24 Oct 2016, 33 mins ago

In a rare example of a case engaging the right to education under Article 2 of the First Protocol of the European Court of Human Rights (“A2P1”), the Supreme Court has found in R (on the application of Tigere) v Secretary of State for Business, Innovation and Skills [2015] UKSC 57 that the blanket exclusion from eligibility for student loans of people with limited leave to remain is unlawful. Although the case is only concerned with student loans, the issues raised are also of relevance for eligibility for home students fees.

In order to qualify for a loan under the Education (Student Support) Regulations 2011, a student must (a) be resident in England when the academic year begins; (b) have been lawfully ordinarily resident for the three years before then; and (c) be settled in the United Kingdom on that day.

The applicant was a Zambian national who had been brought to the UK by her parents in 2001 when she was 6 as a dependant of her father’s student visa. When her father left the UK, her mother remained behind with her after their visas expired. Eventually they came to the attention of the Home Office and were granted discretionary leave for three years in January 2012. The applicant’s leave was renewed for a further three years in 2015. An application for indefinite leave to remain (ILR ie settlement) was refused at the same time. She will qualify for indefinite leave to remain in 2018.

The applicant received reception, primary, secondary and sixth form education here, obtaining sufficiently good grades to be offered a place at Northumbria University. However, in order to fund her education, she needed a student loan, and was unable to satisfy the criteria above. Furthermore, Home Office policy is that a desire to qualify for a student loan does not constitute a good reason for granting ILR. In the absence of a loan, she was unable to take up the offer from Northumbria and instead attempted to take alternative courses but had to withdraw because of financial pressures.

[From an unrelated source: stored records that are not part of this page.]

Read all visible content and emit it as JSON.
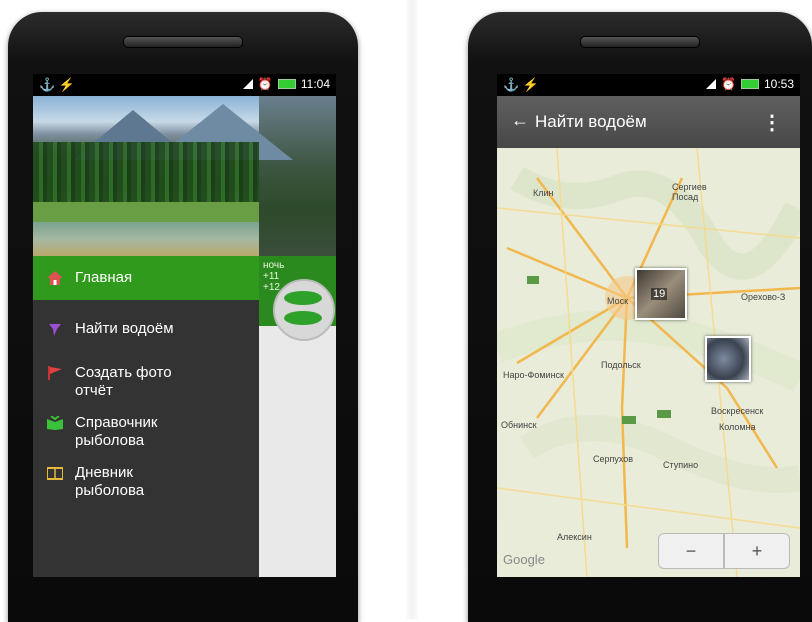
{
  "left_phone": {
    "status": {
      "time": "11:04"
    },
    "drawer": {
      "items": [
        {
          "label": "Главная",
          "icon": "home-icon",
          "icon_color": "#e05252"
        },
        {
          "label": "Найти водоём",
          "icon": "pin-icon",
          "icon_color": "#9b4fd1"
        },
        {
          "label": "Создать фото\nотчёт",
          "icon": "flag-icon",
          "icon_color": "#e04141"
        },
        {
          "label": "Справочник\nрыболова",
          "icon": "book-icon",
          "icon_color": "#3bc23b"
        },
        {
          "label": "Дневник\nрыболова",
          "icon": "diary-icon",
          "icon_color": "#e7b93a"
        }
      ],
      "active_color": "#2f9a1b"
    },
    "bg": {
      "line1": "ночь",
      "line2": "+11",
      "line3": "+12"
    }
  },
  "right_phone": {
    "status": {
      "time": "10:53"
    },
    "actionbar": {
      "back": "←",
      "title": "Найти водоём",
      "more": "⋮"
    },
    "map": {
      "labels": [
        "Клин",
        "Сергиев Посад",
        "Моск",
        "Орехово-З",
        "Наро-Фоминск",
        "Подольск",
        "Воскресенск",
        "Обнинск",
        "Коломна",
        "Серпухов",
        "Ступино",
        "Алексин"
      ],
      "cluster_count": "19",
      "google": "Google",
      "zoom_out": "−",
      "zoom_in": "+"
    }
  }
}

The applicant complained that the denial of access to a student loan because of the settlement criterion and the three year residence criterion constituted a breach of her right to education under A2P1, and that this was also discrimination under Article 14 ECHR. By a bare majority, 3-2, the Supreme Court allowed her appeal on the basis of her complaint against the settlement criterion. It made a declaration that her Article 14 rights had been breached in conjunction with A2P1. It rejected her complaint about the lawful ordinary residence criterion, finding that there were strong public policy reasons for insisting on a period of lawful residence.

Giving the leading majority judgment, Lady Hale, with whom Lord Kerr concurred, found that although the Regulations pursued a legitimate aim, ie targeting resources on those students likely to stay in the UK to complete their education and contribute to the UK economy thereafter, the means chosen to pursue that aim were not rationally connected to it. In particular, although the applicant did not have ILR, her established private life meant she could not be removed from the UK unless she committed a serious criminal offence. She was just as closely connected and integrated into UK society as her settled peers.

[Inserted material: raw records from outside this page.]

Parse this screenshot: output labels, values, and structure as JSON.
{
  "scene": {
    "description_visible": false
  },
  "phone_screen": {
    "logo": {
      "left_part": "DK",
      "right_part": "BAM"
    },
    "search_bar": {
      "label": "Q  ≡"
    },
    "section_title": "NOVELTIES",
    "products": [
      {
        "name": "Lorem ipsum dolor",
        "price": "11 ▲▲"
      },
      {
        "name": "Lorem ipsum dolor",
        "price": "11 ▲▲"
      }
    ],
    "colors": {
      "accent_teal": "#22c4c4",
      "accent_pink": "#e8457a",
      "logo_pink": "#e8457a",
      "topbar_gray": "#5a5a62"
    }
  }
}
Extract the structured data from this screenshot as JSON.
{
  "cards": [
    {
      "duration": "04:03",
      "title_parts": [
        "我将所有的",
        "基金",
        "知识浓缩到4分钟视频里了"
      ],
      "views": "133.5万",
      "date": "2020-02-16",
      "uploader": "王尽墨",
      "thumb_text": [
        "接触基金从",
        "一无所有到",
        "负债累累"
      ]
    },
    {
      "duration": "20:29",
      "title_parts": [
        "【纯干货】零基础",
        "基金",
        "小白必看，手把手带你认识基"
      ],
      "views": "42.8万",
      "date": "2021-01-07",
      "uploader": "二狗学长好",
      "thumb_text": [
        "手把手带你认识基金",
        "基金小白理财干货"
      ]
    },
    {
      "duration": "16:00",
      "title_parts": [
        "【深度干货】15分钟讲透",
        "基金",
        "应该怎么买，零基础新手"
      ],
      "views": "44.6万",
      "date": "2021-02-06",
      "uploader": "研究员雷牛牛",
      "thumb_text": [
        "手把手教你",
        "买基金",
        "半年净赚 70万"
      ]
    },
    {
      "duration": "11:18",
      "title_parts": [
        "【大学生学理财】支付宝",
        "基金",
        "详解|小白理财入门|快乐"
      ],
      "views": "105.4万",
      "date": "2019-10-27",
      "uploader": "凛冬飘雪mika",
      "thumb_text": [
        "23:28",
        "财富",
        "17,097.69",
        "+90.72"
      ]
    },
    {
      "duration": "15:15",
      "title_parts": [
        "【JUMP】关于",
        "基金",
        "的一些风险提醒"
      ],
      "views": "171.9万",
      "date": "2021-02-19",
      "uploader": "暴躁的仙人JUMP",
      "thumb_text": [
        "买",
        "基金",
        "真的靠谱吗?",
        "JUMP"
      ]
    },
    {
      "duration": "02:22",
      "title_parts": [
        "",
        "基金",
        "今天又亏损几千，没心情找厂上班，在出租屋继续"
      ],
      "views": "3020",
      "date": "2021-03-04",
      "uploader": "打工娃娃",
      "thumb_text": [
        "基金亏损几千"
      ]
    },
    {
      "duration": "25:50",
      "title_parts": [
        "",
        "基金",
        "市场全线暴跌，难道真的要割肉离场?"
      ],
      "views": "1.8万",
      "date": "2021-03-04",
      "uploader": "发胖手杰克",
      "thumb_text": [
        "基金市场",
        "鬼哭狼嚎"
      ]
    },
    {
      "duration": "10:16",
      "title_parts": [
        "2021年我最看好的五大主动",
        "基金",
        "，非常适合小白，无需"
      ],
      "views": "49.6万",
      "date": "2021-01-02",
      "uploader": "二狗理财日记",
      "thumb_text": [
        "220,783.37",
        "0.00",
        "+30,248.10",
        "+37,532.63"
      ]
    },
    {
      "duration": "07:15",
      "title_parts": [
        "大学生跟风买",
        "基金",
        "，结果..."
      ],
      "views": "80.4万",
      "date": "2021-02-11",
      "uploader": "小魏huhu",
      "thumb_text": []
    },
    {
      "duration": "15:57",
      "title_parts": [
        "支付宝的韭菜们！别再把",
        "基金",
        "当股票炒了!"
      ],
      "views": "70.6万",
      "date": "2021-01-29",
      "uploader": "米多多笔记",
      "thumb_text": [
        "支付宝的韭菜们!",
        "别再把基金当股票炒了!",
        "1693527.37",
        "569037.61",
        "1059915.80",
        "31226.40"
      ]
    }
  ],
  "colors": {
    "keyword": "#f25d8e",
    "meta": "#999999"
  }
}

Lady Hale then considered whether the Secretary of State was justified in adopting a “bright line” rule enabling the scheme to be administered quickly and easily. She found that an exclusionary rule, which allowed for no discretion to consider equally deserving unusual cases that fell on the wrong side of the line was hard to justify. She considered that a bright line rule which more closely fitted the legitimate aims of the measure could have been formulated, and that this would not be unworkable given the small numbers involved.

However, Lord Hughes, in a concurring judgment, appeared to disagree with significant aspects of Lady Hale’s judgment. In particular, he concluded that although the applicant’s Convention rights had been violated, and it was now for the Secretary of State to devise a rule which did not infringe those rights, he did not think that it would amount to an infringement of any Convention rights if he elected not to include an elastic “exceptional case” discretion in the new rules.

The judgment is welcome in that it may lead to some of those who are well established in the UK but are currently unable to pursue higher education because of their immigration status to do so. By all accounts, there is a relatively small number of people involved, and it is surely in the country’s interest that people who are likely to remain here are enabled to further their education and careers. However, it remains to be seen how many people will actually benefit from this decision when the new Regulations are made.